The post-Hüsker years have confirmed Mould’s profile as a hard-working survivor. After two solo albums with Anton Fier (Feelies, Golden Palominos) and Tony Maimone (Pere Ubu)—the primarily acoustic, singer-songwriter-ish Workbook and the ponderous, thou-protest-too-much sandblaster Black Sheets of Rain—Mould formed Sugar, another power trio that allowed him to capitalize on the post-Nirvana alternative nation he helped create. A musical gene-splice of Hüsker Dü and Cheap Trick, with a crisp, punchy production aesthetic reminiscent of Butch Vig’s work on Nevermind, Sugar’s two LPs, one EP, and B-side collection sold better than any of Mould’s previous work and earned him a new generation of fans.

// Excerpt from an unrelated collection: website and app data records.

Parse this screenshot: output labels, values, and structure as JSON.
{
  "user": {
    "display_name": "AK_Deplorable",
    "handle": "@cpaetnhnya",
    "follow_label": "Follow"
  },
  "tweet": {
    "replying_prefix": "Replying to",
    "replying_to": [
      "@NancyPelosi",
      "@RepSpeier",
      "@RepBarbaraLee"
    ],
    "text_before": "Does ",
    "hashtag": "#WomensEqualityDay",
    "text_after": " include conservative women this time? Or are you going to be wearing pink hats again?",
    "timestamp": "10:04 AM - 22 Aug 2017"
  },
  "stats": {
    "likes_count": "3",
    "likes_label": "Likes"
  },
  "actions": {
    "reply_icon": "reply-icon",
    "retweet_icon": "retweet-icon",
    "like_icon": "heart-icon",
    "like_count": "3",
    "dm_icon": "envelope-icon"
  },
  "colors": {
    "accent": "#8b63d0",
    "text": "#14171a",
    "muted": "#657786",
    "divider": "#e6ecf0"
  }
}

Since that band’s 1996 demise, Mould has made a handful of solo records, including head-scratching detours into electronica, and continues to tour as an elder statesman, finally reincorporating Hüsker material into his sets after years of pretending the songs didn’t exist. By all accounts, including his own, he’s more comfortable in his own skin than he’s ever been.

Besides his musical development, the other major throughline in See a Little Light is Mould’s long, slow acceptance of his place in the gay community. Admitting that he had been a “self-hating homosexual” for most of his life, Mould was a semi-closeted serial monogamist until he reluctantly agreed to be outed in a 1994 SPIN article by novelist Dennis Cooper. He’d never related to the camp, effeminate stereotype of gay men, and impolitically told Cooper, “I’m not a freak.” The magazine’s editors made this a pull quote, much to Mould’s chagrin, and it wasn’t until the late ’90s, when he discovered the “bear” subculture of jeans-and-flannel homosexuals, that he felt truly at home in his sexuality. The last third of the memoir is largely devoted to this transformation, which saw Mould breaking up with a longtime boyfriend, going on a promiscuous tear through the gay clubs of New York City, and starting a revolving dance party called “Blowoff,” at which he DJs to this day in New York, Washington, DC, and San Francisco.

Throughout this period, he was trying to free himself from the “burden of being Bob Mould, the Rock Guitar Guy…. Bob Mould, the Angry Man. Bob Mould, the Miserablist. Bob Mould, the Pessimist. The Smoker. The Bad Ender of Things. The Self-Hating Homosexual. It was time for all of these to leave the stage, hopefully to make room for Bob Mould, the Gay Man.” There was also a detour into one of his lifelong loves, professional wrestling, which he’s defended to incredulous journalists over the years as “Shakespeare with gymnastics.” Writing scripts for World Championship Wrestling, Mould started taking the steroids offered by his colleagues and endured an insanely hectic work-travel schedule that made touring with Hüsker Dü seem leisurely.

Today, Mould finally seems to have found his “peace at the center,” as Quakers would put it, having struck a harmonious balance between rock guitar guy and gay man, sensitive songwriter and wrestling fanatic, even post-punk “bear” and practicing Catholic (he started going to Mass for the first time since his confirmation at the suggestion of a friend). He is one of those rare artists who can safely say that he changed the trajectory of his art form. One hopes that his old bandmates and SST Records overcome their differences at least to the extent that the Hüsker catalogue can receive the deluxe reissue treatment the music so richly deserves. As for a reunion tour, don’t hold your breath. “I’ve left Hüsker Dü in the past,” Mould writes. “I’m not interested in diminishing whatever legacy exists just so people can say, ‘I saw Hüsker Dü.’ If you have an original ticket stub dated 1979–87, you saw Hüsker Dü. If not, you missed out.”

Andrew Hultkrans is the author of Forever Changes (Continuum 331/3, 2003).